%%

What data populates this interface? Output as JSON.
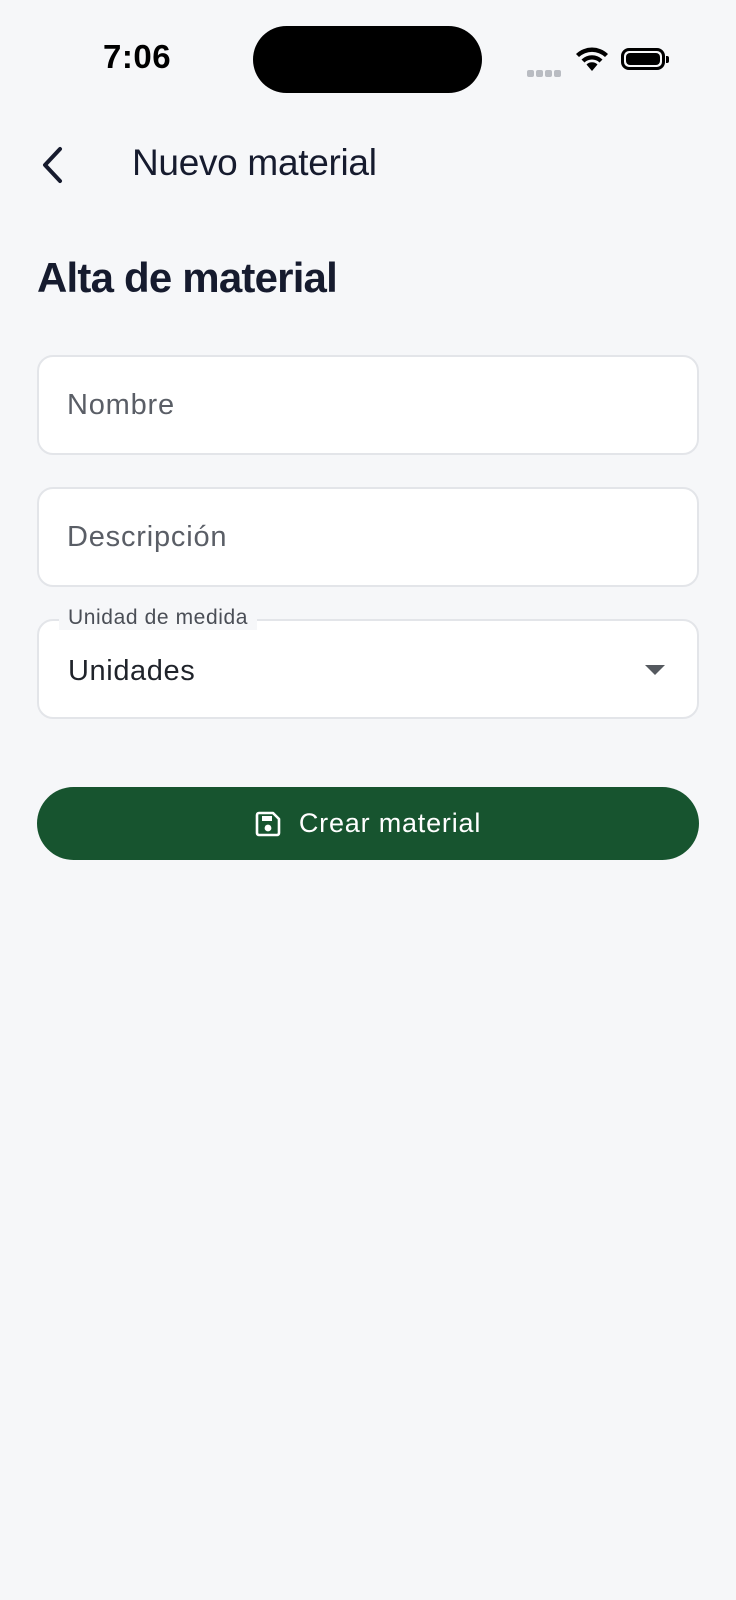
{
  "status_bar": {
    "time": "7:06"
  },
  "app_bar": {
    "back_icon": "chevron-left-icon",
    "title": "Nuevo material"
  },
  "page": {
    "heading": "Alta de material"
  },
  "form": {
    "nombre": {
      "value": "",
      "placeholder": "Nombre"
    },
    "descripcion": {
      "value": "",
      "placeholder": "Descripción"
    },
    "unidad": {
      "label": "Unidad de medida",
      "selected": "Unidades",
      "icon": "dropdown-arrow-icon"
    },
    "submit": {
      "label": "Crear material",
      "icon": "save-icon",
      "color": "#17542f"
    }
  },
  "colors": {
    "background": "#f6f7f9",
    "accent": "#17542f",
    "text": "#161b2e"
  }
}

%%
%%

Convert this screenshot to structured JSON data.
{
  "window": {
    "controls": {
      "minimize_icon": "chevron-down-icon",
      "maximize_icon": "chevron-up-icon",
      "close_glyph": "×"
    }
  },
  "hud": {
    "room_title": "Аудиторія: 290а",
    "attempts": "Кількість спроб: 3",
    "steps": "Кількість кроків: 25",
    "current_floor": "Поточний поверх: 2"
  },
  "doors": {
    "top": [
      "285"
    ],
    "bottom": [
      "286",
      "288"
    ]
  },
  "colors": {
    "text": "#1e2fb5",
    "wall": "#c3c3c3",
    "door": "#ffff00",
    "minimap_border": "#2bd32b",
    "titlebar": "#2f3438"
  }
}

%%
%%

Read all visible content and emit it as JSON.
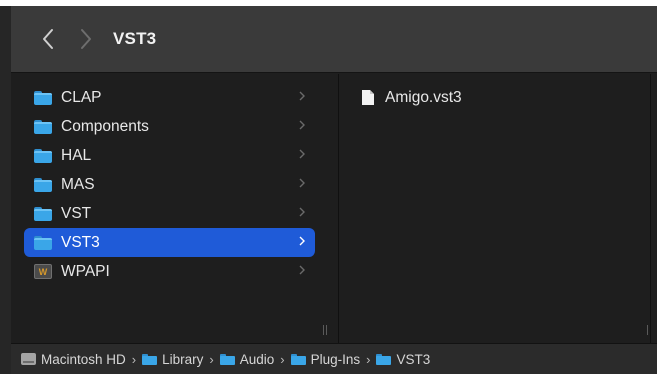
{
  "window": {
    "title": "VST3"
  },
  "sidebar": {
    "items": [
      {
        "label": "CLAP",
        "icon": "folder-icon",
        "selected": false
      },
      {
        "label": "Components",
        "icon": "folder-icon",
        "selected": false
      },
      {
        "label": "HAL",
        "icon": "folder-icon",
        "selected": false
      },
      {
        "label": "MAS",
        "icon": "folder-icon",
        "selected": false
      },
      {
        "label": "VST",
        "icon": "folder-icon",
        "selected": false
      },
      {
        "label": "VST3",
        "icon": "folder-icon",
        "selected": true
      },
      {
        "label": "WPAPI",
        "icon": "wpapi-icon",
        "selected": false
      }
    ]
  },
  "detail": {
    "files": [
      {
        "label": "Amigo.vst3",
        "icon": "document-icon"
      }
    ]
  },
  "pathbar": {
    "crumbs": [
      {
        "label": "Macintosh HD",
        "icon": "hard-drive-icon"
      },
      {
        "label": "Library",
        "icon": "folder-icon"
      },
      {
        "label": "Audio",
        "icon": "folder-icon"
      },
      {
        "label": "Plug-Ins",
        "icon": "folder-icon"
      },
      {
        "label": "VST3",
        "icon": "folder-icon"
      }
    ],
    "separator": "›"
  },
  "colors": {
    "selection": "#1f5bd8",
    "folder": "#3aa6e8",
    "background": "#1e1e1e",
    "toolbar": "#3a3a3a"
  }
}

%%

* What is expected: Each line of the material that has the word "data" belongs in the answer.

* Solution to this exercise:
What data populates this interface? Output as JSON.
Convert this screenshot to structured JSON data.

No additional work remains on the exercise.